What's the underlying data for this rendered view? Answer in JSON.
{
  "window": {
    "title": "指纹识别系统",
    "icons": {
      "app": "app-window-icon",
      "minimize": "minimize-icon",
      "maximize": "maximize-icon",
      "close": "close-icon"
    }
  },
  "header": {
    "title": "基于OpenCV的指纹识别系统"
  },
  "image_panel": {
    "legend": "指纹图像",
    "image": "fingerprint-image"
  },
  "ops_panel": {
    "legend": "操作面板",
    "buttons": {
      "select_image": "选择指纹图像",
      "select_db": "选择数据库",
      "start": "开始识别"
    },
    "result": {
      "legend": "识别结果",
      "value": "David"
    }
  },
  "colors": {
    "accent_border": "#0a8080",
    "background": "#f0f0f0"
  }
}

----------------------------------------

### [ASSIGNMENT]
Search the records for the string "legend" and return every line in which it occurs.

### [RESPONSE TO THIS EXERCISE]
    "legend": "指纹图像",
    "legend": "操作面板",
      "legend": "识别结果",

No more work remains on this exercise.